My good friend, author and creative writing teacher Constance Adler, closed her recent Facebook post about the May 2 Orleans Parish library millage election with a line that made me chuckle.
“If the libraries close,” Connie wrote, “the terrorists win.”
After I stopped laughing, it occurred to me that she’s absolutely right.
Okay, maybe not literally, at least not in New Orleans.
Literacy, exposure to other viewpoints and all the other good things libraries represent are indeed potent tools against the dark forces that fuel terrorism. But despite Gov. Bobby Jindal’s hysterical primary-season protests to the contrary, we’ve got more immediate concerns on the domestic front.
Yet the same argument holds. Functional, thriving libraries can help address the many forces that hold New Orleans back, from crime to illiteracy. They give kids a safe place to go, the tools to follow their curiosity and even homework help. They offer adults assistance in learning to read, and a place to fill out job applications online. They are a great equalizer in a city that still suffers from a deep digital divide.
More broadly, they act as community anchors, hosting story hours, meetings and all manner of mind-broadening programming, and even enhancing the surrounding areas’ property values.
“The only negative is when we’re closed,” said Bernard Charbonnet Jr., library board chairman and lawyer. “And we’re closed a lot.”
That, of course, is the rub. Now that most neighborhood branches have been rebuilt after Hurricane Katrina, the libraries’ operating costs outpace the revenue from an existing dedicated millage. City officials talk a good game about the libraries’ importance, but when budget time comes, there always seem to be more pressing priorities. For this year, the City Council came up with $70,000 for a grant writer and $200,000 for a bookmobile ($50,000 short of the total cost, Charbonnet said), but far more is needed to bolster the operating the budget.
That’s left library officials with a stark choice: Find a dedicated revenue stream or drastically reduce their footprint.
There’s no status quo option on the ballot.
If the voters approve the 2.5 mills — enough to raise an estimated $8.25 million annually for the next 25 years — things will get better. Library officials say they’ll be able to expand hours by 30 percent, open six branch libraries seven days a week — as of now, most branches are closed on not just Sundays and but also Fridays — and proceed with plans to renovate and open the last Hurricane Katrina-damaged facility, the Nora Navra Library in the 7th Ward (the Federal Emergency Management Agency has already allotted the money to do the renovation, but without the new revenue, library officials say they can’t afford to open it). They also hope to increase collections, programs and technology.
If residents vote the millage down, library officials predict a 35 percent decrease in hours and the closure of as many of the half the system’s 14 branches.
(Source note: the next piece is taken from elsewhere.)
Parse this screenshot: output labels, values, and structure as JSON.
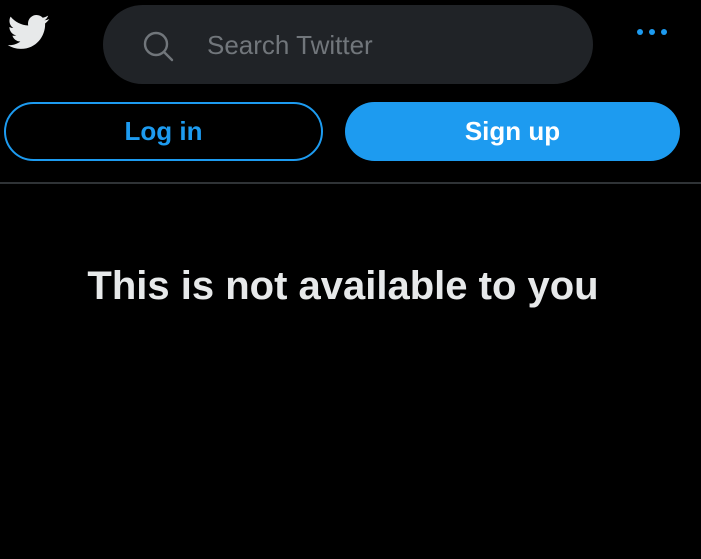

Is that really the image a rebounding New Orleans wants to present to the world? Is that who we want to be?
Make no mistake, choosing to invest in libraries would represent a real culture shift.
New Orleans currently spends less than a third of what East Baton Rouge Parish invests in its libraries per capita, and about half of what Jefferson Parish spends. Support badly trails other large Southern cities and even cities across the country with higher poverty rates. Detroit; Newark, New Jersey; and Gary, Indiana, each spend more per person on libraries than New Orleans does.
That doesn’t happen overnight. And it doesn’t happen in a city that sees its libraries as not just valuable in their own right, but also as part and parcel of all the priorities that have an easier time getting funded, from public safety and education to infrastructure.
Still, pick a branch, check the limited schedule and stop by some time, and you’ll see a steady stream of visitors. There’s clearly a demand for what the libraries offer.
“We don’t take our libraries seriously, but the people do,” Charbonnet said last week. Next Saturday, we’ll find out just how much.